SineStream: Improving the Readability of Streamgraphs by Minimizing Sine Illusion EffectsChuan Bu, Quanjie Zhang, Qianwen Wang, Jian Zhang, Michael Sedlmair, Oliver Deussen, Yunhai Wang
Fig. 1 SineStream minimizes sine illusion effects stemming from strong slopes and improves the readability of streamgraphs by aligning the orthogonal and vertical orientations of each layer. We show the results on the COVID dataset  (top) and the Bank Interest dataset  (bottom). Sine illusions appear because the human eye is not able to accurately estimate the vertical distance between two curves with similar slopes. As indicated by the arrows on the top, our approach (A3, B3) better reflects the real thickness of layers (A2, B2) than previous works by Byron & Wattenberg  (A1) and Bartolomeo & Hu  (B1).

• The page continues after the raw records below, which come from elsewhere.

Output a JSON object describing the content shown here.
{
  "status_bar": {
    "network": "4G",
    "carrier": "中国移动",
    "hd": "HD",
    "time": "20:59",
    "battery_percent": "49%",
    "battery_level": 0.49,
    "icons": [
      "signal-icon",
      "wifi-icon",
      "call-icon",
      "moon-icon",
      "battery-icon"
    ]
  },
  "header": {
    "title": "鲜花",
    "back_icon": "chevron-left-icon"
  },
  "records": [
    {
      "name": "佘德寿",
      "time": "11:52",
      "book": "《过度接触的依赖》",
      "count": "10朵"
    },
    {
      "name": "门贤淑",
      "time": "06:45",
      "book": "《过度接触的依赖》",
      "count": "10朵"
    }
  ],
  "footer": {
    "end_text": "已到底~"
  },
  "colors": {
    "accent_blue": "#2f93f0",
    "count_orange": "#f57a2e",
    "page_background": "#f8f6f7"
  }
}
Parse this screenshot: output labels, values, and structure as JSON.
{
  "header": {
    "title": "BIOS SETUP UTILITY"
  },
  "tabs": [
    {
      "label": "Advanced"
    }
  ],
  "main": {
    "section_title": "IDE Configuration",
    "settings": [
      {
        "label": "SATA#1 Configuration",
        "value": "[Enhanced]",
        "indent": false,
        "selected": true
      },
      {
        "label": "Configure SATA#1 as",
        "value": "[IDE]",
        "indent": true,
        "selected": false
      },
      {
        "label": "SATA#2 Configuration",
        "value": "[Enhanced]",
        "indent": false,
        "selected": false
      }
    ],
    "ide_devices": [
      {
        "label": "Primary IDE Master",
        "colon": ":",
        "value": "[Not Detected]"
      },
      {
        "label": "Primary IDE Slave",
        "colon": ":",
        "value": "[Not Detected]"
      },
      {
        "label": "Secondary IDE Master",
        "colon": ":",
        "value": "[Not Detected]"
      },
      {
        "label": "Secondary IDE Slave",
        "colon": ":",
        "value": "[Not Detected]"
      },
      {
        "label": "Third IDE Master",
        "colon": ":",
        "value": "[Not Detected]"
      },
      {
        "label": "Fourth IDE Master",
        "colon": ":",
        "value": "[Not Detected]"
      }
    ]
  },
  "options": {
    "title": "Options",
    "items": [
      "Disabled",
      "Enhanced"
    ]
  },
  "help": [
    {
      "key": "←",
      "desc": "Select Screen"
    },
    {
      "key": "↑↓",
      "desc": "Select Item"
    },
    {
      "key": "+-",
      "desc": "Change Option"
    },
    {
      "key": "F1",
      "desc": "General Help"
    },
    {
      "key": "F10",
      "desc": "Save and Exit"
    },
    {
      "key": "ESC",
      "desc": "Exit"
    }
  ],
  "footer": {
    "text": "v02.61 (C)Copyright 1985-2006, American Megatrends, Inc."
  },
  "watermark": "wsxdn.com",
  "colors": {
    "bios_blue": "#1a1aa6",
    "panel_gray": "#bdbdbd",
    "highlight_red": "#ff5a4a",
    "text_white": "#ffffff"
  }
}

In this paper, we propose SineStream, a new variant of streamgraphs that improves their readability by minimizing sine illusion effects. Such effects reflect the tendency of humans to take the orthogonal rather than the vertical distance between two curves as their distance. In SineStream, we connect the readability of streamgraphs with minimizing sine illusions and by doing so provide a perceptual foundation for their design. As the geometry of a streamgraph is controlled by its baseline (the bottom-most curve) and the ordering of the layers, we re-interpret baseline computation and layer ordering algorithms in terms of reducing sine illusion effects. For baseline computation, we improve previous methods by introducing a Gaussian weight to penalize layers with large thickness changes. For layer ordering, three design requirements are proposed and implemented through a hierarchical clustering algorithm. Quantitative experiments and user studies demonstrate that SineStream improves the readability and aesthetics of streamgraphs compared to state-of-the-art methods
Fig. 2. (a) A line with uniform thickness is drawn along a sinusoidal curve. Perception leads us to using the orthogonal distance rather than the vertical distance to determine its thickness. (b) The green layer with dotted border in the streamgraph seems to have a constant thickness. However, a peak occurs in its vertical thickness (c).
Fig. 3. Each row represents streamgraphs with the same data and layer order, but different baseline computations. (a) Byron & Wattenberg  encourages to have equal absolute values and opposite signs, regardless of the increased sine illusion it causes to other layers. (b) This leads to unpleasant distortions when layers have sudden changes in thickness. (c) Bartolomeo & Hu  prefer a single distortion of a large layer rather than two smaller ones, which also leads to a larger illlusions.
Fig. 5. Layer ordering based on hierarchical clustering: (a) we hierarchically cluster layers with shortest distances and build a binary tree. Each node of the tree is a layer. The two children of an internal node are the two layers that are put together in the ordering. (b) Flipping internal nodes leads to different layer orderings, which incorporate different amounts of sine illusions. (c) We compute our ordering from the binary tree by minimizing the sum of distances between adjacent layers.
Fig. 7. Comparing LateOnsetStream , TwoOptStream , and SineStream for the Call dataset  (top), the Bank Interest dataset  (middle) and the Assistance dataset  (bottom). The streamgraphs are drawn using different baselines and layer orderings.
This work is supported by the grants of the NSFC (61772315, 61861136012) and Deutsche Forschungsgemeinschaft (DFG) ProjectIDs DE 620/26-1, as well as 251654672 (TRR 161 Quantitative methods for visual computing).